Public Art (but no Music)

Wednesday, July 12th, 2006 | All Things, Arts, Friends

Walked to TriBeCa during lunch to purchase crochet supplies for my first class. On the way I passed through the ”Alexander Calder in New York” exhibit in City Hall Park — five large scale “stabiles” (as Calder called his freestanding, nonmoving sculptures), created between 1957 and 1976 and on loan from the Calder Foundation and the Whitney Museum of American Art through March 2007.

Calder Arches

Jerusalem Stabile

The exhibit includes one of Calder’s signature mobiles — not displayed outdoors, but suspended inside the City Hall rotunda. Made a mental note to check that out sometime soon.

Always enjoy seeing public art in random places. Barrelling through the financial district, head down, in your own world, or talking into a cell phone, and then suddenly — bam! — an unignorable, massive, bright red Calder at your feet.

The first of the two Philharmonic in the Parks concerts in Central Park was canceled due to thundershowers that rolled in, blackening the sky late in the afternoon. By concert time, the skies had actually cleared somewhat, but the grounds would have been wet and muddy and not at all pleasant for lawn lounging. Weather permitting, the orchestra performs Beethoven’s Fifth next Tuesday, in keeping with the tradition for mass appeal.

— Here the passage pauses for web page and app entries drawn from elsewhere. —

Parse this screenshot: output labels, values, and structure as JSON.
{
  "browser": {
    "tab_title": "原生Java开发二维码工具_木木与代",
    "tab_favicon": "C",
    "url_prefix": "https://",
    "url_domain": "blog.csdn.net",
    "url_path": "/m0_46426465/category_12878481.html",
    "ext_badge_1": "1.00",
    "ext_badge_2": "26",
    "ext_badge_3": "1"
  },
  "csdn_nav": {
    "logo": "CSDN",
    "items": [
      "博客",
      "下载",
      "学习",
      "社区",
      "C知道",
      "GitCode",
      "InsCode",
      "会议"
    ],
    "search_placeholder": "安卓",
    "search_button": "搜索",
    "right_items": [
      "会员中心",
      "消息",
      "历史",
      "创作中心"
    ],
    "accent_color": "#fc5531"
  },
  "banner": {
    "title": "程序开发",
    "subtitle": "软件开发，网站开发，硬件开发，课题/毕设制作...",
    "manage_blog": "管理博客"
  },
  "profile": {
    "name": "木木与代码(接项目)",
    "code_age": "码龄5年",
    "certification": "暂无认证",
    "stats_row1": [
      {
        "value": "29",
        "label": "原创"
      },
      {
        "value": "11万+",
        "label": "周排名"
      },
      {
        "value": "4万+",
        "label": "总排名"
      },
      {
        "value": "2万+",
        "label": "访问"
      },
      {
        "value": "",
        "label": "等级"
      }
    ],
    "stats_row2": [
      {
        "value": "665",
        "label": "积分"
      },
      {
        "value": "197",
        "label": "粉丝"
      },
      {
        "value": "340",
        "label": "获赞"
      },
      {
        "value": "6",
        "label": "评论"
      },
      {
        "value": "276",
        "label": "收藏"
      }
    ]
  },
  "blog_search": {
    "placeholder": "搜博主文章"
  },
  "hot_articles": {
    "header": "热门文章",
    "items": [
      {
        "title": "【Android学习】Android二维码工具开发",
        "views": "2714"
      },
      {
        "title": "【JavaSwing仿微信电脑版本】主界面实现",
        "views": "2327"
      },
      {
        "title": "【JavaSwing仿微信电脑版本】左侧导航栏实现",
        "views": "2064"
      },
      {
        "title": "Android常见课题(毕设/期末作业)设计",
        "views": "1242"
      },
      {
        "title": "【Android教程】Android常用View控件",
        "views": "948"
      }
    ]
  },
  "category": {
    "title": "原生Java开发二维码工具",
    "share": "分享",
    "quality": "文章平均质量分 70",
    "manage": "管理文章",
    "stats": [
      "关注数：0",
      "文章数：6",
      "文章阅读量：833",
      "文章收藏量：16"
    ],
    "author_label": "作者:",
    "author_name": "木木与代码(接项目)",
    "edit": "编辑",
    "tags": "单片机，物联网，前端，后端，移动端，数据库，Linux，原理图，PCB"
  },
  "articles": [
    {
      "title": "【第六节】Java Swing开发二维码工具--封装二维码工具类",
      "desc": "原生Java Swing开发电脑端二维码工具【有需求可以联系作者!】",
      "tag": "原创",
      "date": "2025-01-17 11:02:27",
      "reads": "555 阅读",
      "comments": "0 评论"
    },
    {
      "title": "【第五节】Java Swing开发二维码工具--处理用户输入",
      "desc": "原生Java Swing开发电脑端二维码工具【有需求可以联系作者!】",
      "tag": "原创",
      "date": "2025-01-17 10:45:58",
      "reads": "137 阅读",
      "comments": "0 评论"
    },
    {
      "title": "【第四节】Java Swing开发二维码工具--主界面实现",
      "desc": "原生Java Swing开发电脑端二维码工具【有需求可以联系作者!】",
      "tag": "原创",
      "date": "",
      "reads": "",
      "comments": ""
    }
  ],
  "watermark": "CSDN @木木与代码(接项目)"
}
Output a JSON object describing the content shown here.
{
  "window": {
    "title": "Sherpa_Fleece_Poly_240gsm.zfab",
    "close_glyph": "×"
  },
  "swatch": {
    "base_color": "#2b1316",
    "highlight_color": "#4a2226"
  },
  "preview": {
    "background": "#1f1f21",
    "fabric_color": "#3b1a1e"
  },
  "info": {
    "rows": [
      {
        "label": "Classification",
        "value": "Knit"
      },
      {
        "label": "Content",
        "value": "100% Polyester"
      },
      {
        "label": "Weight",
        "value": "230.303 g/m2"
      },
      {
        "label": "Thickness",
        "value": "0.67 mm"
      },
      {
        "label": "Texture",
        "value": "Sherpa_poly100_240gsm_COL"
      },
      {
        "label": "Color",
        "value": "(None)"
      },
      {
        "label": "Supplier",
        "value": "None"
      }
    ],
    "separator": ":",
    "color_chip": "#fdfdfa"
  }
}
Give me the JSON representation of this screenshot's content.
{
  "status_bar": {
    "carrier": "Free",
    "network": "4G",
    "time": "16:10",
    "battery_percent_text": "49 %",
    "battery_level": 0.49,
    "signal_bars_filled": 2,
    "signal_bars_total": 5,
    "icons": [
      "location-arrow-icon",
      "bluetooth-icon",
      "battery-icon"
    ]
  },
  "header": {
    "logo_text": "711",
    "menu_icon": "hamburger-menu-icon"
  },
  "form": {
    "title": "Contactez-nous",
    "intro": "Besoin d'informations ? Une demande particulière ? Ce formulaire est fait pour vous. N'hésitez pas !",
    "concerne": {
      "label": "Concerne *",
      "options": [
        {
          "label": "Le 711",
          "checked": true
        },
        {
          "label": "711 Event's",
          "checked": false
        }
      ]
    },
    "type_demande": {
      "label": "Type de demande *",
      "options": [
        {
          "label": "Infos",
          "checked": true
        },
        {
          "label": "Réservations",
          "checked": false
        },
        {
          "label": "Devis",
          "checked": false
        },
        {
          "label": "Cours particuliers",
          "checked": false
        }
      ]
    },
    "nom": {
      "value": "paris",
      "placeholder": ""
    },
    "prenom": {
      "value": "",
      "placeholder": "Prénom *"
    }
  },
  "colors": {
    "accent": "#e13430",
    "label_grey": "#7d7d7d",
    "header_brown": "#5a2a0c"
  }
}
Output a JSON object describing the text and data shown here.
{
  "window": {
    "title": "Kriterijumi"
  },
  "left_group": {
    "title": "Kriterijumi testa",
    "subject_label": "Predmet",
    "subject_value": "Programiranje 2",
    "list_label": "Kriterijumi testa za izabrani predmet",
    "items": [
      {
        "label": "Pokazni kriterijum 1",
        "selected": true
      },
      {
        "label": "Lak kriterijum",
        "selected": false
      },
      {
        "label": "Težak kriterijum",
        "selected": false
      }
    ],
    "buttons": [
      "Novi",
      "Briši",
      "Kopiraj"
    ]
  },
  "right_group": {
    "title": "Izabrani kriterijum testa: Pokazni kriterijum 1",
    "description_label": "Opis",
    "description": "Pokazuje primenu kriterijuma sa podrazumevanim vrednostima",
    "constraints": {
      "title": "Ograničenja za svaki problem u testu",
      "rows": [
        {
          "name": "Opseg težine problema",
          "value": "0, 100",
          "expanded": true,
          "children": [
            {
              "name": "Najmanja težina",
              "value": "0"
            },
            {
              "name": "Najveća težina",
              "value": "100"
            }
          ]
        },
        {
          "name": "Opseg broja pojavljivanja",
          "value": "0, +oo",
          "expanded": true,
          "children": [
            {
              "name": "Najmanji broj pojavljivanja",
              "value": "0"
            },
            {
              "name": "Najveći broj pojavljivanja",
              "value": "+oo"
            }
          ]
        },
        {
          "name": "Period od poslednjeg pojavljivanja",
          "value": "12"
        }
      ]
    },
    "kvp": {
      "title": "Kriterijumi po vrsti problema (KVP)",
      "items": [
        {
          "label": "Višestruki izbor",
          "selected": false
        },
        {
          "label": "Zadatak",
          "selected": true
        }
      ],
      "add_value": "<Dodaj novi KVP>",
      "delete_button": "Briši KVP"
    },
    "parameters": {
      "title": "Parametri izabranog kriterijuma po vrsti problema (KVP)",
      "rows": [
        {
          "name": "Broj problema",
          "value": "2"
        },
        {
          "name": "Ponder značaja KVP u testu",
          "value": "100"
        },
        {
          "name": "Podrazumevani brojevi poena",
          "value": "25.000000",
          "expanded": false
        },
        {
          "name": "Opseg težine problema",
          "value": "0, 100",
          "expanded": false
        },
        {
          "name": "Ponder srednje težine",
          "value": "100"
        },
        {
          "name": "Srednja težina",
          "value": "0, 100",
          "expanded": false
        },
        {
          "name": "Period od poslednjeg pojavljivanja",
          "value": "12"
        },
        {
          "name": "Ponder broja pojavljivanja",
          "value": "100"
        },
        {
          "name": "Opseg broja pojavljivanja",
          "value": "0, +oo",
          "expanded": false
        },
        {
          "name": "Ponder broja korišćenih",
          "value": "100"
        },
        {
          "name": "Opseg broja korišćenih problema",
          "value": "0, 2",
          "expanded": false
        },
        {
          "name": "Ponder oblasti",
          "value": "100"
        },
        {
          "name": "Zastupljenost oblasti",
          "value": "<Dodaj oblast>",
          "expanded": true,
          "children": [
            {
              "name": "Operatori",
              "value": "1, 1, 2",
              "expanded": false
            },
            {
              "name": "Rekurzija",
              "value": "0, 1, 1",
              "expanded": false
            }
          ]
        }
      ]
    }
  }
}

Which recalls to mind the popular “Beethoven’s Wig” series created by Richard Perlmutter. Simple concept: taking classical melodies and writing — or rewriting — lyrics. So The Fifth Symphony would be sung:

Beethoven’s WIG… is very BIG
Beethoven’s wig is long and curly and it’s white
Beethoven takes his wig off when he sleeps at night
Because it’s big
It’s very big
Beethoven’s WIG… is… BIG!

And so on. I remember engaging similar efforts in preparation for those “Name that tune” exams in high school music class, to less witty and commercially-recognized effect. Almost surprising that these discs didn’t hit the market until 2002, considering the glut of Mozart Effect-fueled “classical music for babies/children” collections in the mid to late 1990s.

Witty stuff, though I think that if I were trying to instill an appreciation for classical music in my children, I’d still be more likely just to play them the originals.

Met BH for drinks in the neighborhood. Now that he’s a father of twins and living in New Jersey, his opportunities for socializing are relegated to late night drives into the city after putting the babies to sleep. Over rounds of rapidly melting — and later, rain spattered — frozen margaritas, he waxed nostalgic about his single days as a Manhattanite, and brought up the subject of Internet dating services. I explained that while I could see how it might be a good way to meet a lot of people, I didn’t think that online dating was really my thing, especially after that little dalliance I had with the Nigerian diplomat ended on such a disappointing note. I’m still waiting for my millions.

There's 1 comment so far ... Public Art (but no Music)

July 24, 2006

So witty. I think Cliff, one of the co-owners of Verlaine, is Nigerian.

Go for it ...